Less than a week after a tardy MP denied the Baillieu Liberal Government the numbers to pass a bill stripping back protections in the Victorian Equal Opportunities Act, the Government has brought the bill back for a second vote and passed it.
Under the rules of the Victorian Parliament a bill cannot be voted on more than once in a session of Parliament.
However the Government set procedure aside and brought the bill up for another vote despite outcry from the Victorian Opposition.
Victorian Attorney General Robert Clark pointed to the different rules used in the Federal Parliament regarding missed votes.
“It’s clearly recognised by the commonwealth parliament that in cases where there is a misadventure, where there is a missed vote, it is appropriate for the question to be again put.”
GLBT activists had appealed to government MPs to vote with their conscience but in the end the bill was passed unanimously by Coalition members in a vote of 43-42.
It is unclear at this stage whether putting the bill up for a vote in this manner could be subject to court challenge.

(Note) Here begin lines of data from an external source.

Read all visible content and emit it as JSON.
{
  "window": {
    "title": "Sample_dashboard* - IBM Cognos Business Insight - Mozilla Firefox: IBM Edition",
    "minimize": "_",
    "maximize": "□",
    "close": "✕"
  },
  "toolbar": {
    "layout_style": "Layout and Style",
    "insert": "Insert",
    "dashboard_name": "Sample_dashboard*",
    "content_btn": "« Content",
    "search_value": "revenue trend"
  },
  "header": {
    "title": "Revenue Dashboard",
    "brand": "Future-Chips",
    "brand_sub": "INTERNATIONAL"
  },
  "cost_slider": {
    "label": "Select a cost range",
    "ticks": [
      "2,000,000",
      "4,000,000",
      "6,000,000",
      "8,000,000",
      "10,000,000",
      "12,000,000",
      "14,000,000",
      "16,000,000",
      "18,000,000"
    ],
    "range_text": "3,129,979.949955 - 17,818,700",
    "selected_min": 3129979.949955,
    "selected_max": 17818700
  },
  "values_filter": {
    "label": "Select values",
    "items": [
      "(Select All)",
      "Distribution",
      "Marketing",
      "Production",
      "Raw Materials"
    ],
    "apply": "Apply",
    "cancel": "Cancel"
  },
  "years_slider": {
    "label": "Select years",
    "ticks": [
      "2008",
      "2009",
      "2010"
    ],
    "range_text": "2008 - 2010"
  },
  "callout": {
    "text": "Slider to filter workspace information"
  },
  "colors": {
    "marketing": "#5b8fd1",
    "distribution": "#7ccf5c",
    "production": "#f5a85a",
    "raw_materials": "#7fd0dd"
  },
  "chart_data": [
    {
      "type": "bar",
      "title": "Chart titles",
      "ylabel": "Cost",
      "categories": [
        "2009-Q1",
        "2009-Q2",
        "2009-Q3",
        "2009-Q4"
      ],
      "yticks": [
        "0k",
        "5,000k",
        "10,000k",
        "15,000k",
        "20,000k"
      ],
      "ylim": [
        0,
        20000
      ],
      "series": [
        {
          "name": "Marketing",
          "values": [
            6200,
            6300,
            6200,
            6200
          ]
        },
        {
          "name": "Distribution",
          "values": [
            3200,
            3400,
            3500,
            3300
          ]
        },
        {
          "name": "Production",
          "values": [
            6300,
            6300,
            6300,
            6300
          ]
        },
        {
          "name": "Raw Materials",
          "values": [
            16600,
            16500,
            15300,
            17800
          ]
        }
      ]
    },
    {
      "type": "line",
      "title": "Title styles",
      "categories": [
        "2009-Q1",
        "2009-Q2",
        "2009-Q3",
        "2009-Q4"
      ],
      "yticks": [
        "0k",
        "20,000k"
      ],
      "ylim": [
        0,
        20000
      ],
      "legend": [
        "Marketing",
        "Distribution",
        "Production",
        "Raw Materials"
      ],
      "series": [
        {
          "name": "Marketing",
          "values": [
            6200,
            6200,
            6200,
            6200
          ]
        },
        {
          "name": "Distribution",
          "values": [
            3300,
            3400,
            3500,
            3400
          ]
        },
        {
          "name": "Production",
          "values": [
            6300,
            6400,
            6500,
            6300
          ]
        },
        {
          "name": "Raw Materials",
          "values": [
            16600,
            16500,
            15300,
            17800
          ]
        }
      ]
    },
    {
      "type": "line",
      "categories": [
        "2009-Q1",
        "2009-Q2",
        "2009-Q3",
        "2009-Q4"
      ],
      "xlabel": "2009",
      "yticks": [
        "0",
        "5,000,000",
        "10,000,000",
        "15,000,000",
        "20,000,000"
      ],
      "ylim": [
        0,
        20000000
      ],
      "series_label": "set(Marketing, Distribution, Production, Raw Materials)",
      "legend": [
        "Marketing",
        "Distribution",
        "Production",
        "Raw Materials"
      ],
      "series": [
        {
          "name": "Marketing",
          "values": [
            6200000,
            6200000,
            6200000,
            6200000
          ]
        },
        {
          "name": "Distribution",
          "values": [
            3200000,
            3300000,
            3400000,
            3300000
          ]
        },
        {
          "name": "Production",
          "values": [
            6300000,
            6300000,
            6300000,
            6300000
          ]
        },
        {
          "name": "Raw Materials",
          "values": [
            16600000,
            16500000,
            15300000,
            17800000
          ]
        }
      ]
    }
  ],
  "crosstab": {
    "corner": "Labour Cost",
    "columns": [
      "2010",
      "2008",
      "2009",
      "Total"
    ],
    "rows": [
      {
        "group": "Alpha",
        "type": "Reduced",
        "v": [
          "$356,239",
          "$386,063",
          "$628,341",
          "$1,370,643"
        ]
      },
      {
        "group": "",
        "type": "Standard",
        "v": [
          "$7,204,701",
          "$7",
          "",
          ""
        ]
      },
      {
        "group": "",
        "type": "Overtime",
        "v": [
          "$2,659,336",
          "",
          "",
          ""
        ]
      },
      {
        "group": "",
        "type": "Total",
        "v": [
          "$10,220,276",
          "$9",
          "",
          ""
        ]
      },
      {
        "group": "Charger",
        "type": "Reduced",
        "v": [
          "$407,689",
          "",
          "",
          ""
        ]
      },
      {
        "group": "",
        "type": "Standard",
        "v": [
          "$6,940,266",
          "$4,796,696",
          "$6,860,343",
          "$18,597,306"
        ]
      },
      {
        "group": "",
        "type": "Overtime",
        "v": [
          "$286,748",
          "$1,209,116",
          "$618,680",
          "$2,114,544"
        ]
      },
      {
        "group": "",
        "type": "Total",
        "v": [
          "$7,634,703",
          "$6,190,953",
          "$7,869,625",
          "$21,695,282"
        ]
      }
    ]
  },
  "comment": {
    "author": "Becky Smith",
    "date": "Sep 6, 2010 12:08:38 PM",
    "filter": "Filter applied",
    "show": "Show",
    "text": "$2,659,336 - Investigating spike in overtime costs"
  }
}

Speaking on the Equal Opportunity Amendment Bill in Parliament last week, Prahran MP Clem Newton-Brown said the exemptions apply to staff recruitment only.
“Faith-based schools need to be aware that existing staff have the full protection of their contract of employment and any applicable award or collective agreement, as well as protection under unfair dismissal,” he said.
“No faith-based schools are entitled to terminate employment in breach of these rights.”
The Liberal MP said the Government was fulfilling an election commitment to faith-based schools in removing the inherent requirements test and that it was also ensuring balance so that other organisations (including GLBTI groups) have the ability to exercise employment discrimination in appropriate circumstances.
“It cuts both ways … a gay counselling service should be able to discriminate to employ only gay counsellors if they wish and the Act makes provisions for this.”
Victorian Gay and Lesbian Rights Lobby (VGLRL) co-convenor Sarah Rogan said Newton-Brown was attempting to hide the true nature of the amendments.
“Putting faith-based organisations on notice does not provide any comfort to our community at all,” she said.
“Perhaps Mr Newton-Brown does not realise that should a gay counselling service wish to employ a gay counsellor, the service would need to go to VCAT to have an exemption granted on a case-by-case basis — something very different from this blanket exception.
“The VGLRL does not see the ‘balance’ [he] is referring to. The Act is weighted entirely in favour of faith-based organisations, with no regard paid to the individual GLBTI job or service-seeker.”